#### [Assignment]
Search the data for the string "showing" and copy each line where it turns up.

________________

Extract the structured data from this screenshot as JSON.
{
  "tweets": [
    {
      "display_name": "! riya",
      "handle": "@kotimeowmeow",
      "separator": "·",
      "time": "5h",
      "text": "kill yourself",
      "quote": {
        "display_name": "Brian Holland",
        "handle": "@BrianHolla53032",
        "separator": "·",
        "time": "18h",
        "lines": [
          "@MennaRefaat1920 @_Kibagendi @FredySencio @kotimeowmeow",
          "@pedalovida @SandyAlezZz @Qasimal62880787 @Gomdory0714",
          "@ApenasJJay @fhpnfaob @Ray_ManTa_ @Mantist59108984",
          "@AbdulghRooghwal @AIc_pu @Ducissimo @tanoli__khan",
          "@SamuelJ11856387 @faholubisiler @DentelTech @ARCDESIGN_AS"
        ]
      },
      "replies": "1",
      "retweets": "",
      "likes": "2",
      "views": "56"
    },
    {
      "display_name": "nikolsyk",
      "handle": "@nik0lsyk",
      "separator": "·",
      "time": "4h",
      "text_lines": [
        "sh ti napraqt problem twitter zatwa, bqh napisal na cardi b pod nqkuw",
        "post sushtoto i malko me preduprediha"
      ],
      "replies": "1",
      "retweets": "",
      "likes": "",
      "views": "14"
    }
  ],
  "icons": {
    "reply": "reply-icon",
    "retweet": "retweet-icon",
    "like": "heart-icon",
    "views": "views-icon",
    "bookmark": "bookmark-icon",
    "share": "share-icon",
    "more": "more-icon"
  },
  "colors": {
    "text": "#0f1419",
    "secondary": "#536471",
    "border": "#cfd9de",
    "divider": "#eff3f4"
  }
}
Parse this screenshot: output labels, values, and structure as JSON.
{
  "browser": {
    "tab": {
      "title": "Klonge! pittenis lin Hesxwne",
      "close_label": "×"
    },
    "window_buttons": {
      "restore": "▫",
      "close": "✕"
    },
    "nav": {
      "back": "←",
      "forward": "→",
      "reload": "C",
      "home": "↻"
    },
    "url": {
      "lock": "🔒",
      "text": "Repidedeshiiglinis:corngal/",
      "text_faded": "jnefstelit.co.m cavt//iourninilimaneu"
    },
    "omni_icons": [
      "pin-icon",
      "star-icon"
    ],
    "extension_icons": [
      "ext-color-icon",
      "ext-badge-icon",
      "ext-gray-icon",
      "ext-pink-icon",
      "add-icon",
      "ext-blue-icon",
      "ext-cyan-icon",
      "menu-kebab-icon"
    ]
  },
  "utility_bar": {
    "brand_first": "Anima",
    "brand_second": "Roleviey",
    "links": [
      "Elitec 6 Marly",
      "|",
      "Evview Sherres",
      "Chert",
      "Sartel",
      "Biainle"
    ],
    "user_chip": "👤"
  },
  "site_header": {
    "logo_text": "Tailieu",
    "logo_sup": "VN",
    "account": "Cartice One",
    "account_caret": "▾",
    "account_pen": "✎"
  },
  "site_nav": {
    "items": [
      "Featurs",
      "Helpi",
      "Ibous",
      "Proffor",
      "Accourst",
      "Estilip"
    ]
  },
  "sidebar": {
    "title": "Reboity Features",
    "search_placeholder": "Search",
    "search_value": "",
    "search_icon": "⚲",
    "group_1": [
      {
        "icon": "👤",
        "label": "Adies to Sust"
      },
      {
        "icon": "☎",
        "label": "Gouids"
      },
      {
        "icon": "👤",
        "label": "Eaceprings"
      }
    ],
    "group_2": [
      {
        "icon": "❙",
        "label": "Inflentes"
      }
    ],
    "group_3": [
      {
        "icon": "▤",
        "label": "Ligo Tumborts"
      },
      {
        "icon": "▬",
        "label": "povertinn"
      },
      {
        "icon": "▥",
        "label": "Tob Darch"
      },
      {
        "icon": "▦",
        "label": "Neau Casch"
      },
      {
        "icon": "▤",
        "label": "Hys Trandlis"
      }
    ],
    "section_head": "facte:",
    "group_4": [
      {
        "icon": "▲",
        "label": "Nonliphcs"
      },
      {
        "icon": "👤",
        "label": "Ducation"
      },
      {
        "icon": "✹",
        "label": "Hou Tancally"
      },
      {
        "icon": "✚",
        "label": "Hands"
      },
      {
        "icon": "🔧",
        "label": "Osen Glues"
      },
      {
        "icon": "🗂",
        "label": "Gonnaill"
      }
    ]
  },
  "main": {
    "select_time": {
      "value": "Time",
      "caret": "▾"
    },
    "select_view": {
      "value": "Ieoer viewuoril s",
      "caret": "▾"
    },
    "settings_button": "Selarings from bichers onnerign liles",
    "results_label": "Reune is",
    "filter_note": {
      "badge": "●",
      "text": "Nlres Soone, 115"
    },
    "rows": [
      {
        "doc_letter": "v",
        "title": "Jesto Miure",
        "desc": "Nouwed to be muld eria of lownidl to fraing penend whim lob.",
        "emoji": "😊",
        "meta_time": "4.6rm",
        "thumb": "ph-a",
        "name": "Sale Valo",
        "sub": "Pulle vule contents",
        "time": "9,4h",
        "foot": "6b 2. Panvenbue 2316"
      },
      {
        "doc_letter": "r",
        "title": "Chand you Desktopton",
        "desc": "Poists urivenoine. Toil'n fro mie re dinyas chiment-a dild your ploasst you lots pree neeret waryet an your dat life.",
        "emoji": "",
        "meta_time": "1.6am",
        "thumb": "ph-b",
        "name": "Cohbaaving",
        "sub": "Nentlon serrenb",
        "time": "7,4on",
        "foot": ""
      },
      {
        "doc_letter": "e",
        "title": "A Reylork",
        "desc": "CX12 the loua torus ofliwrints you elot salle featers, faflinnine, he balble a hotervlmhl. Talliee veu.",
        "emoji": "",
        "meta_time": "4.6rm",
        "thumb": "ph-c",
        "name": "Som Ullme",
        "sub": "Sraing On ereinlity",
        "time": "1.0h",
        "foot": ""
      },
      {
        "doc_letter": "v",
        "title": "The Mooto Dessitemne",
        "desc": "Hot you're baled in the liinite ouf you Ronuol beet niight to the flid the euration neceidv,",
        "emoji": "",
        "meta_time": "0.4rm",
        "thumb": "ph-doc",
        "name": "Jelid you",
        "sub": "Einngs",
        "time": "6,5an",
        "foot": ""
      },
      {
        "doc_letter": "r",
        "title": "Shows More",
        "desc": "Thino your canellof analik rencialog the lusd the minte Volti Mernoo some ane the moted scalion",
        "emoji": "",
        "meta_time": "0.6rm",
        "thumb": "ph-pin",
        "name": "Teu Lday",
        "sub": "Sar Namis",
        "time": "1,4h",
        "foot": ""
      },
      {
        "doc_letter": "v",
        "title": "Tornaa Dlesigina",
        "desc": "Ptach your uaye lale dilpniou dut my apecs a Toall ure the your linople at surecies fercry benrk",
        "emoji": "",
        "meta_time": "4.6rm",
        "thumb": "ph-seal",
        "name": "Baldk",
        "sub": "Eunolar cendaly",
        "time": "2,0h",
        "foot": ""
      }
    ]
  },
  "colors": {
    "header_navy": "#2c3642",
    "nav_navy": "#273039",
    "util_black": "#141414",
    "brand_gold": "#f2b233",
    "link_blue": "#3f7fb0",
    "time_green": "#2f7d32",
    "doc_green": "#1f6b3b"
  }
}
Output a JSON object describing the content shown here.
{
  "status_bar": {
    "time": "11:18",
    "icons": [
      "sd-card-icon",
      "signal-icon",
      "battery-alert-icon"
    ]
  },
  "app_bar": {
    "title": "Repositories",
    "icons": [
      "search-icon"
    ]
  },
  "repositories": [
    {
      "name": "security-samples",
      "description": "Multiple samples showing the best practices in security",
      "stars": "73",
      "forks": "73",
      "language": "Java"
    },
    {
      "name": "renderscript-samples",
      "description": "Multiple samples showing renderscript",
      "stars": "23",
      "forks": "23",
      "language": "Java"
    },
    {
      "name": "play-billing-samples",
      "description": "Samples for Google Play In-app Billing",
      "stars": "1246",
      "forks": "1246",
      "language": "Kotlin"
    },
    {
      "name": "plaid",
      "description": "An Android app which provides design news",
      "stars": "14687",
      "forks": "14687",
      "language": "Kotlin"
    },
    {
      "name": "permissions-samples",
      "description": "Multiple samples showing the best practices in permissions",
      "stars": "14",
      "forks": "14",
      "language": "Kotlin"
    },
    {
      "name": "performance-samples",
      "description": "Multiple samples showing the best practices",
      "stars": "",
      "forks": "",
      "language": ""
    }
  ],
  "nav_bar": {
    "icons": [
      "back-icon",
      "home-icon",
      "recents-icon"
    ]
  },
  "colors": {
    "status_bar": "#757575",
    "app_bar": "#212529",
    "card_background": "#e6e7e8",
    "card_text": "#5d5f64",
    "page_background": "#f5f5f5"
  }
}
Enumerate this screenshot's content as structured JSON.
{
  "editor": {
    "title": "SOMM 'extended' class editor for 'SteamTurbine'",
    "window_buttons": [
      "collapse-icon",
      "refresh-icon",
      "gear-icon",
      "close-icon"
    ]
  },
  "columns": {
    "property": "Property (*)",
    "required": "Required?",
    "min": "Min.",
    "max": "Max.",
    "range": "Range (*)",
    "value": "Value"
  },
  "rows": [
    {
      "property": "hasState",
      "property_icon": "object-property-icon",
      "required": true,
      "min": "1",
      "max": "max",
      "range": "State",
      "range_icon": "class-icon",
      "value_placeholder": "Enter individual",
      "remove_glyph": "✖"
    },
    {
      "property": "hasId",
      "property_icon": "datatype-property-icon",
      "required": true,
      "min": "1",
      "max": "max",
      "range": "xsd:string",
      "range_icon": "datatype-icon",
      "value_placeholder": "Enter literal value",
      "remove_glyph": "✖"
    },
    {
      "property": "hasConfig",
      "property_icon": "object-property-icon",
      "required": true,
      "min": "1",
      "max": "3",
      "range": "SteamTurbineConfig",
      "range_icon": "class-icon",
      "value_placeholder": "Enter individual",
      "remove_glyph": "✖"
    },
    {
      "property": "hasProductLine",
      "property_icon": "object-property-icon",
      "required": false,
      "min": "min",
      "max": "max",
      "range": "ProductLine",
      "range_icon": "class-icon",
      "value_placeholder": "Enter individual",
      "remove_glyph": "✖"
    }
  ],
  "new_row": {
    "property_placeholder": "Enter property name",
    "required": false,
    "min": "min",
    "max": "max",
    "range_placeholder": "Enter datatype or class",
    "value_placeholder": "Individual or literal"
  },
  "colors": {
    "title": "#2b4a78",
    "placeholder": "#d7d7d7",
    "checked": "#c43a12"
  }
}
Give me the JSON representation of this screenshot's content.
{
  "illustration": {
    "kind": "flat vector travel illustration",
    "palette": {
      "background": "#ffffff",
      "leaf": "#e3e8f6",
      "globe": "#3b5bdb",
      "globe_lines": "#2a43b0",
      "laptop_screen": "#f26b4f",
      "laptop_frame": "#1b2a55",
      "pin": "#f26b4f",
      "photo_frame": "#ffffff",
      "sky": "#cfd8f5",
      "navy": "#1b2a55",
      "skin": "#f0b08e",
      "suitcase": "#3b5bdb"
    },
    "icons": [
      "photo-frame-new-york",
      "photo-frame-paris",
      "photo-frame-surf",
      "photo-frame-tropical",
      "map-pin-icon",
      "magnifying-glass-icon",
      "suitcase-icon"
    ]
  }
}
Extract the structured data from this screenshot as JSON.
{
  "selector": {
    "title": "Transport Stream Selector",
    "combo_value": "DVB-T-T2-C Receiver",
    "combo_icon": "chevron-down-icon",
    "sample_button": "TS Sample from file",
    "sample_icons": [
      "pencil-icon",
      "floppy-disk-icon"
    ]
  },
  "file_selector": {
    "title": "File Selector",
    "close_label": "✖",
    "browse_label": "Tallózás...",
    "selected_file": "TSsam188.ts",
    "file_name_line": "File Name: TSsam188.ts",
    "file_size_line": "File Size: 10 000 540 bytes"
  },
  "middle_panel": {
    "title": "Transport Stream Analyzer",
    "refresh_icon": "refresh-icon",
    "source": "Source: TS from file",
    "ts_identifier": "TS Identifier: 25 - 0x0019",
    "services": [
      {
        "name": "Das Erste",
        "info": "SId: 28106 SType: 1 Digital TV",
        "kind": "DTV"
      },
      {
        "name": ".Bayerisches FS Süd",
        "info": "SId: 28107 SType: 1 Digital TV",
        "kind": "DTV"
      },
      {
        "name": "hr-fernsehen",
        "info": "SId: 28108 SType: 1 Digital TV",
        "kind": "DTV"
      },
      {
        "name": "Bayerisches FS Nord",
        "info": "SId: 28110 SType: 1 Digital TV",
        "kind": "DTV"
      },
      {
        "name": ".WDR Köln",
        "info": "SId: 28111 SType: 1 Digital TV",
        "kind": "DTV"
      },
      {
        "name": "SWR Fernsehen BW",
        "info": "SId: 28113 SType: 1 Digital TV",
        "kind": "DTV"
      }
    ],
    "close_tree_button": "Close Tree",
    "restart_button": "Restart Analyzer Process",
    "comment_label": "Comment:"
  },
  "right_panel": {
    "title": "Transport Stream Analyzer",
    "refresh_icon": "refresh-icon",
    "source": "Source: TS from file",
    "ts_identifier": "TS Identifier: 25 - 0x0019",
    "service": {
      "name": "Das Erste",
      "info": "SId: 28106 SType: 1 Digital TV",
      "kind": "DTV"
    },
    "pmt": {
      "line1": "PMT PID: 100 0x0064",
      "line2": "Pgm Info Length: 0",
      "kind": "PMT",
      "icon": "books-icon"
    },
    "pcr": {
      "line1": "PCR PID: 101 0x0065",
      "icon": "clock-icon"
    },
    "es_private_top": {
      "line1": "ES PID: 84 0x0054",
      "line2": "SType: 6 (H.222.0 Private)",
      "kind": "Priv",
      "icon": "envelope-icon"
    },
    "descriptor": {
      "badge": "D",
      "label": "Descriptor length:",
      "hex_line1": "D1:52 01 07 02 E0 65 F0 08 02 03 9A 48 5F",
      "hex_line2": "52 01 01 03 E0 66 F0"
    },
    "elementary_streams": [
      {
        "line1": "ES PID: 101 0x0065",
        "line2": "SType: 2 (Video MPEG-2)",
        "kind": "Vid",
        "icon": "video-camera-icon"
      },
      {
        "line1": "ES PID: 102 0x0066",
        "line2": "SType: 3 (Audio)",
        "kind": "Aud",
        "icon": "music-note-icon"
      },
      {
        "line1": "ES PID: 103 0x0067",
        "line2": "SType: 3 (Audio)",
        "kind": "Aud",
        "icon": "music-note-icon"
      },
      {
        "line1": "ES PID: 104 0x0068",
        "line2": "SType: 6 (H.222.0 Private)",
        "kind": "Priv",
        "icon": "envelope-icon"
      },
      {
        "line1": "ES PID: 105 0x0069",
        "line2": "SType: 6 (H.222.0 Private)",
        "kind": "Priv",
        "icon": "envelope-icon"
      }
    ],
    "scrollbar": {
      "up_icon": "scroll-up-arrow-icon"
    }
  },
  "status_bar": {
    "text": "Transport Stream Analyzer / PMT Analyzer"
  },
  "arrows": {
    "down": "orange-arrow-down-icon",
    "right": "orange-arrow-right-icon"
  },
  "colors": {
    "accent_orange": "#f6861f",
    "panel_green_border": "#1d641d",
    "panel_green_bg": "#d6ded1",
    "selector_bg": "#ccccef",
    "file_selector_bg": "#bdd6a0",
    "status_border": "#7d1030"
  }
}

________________

#### [Response area]
      "description": "Multiple samples showing the best practices in security",
      "description": "Multiple samples showing renderscript",
      "description": "Multiple samples showing the best practices in permissions",
      "description": "Multiple samples showing the best practices",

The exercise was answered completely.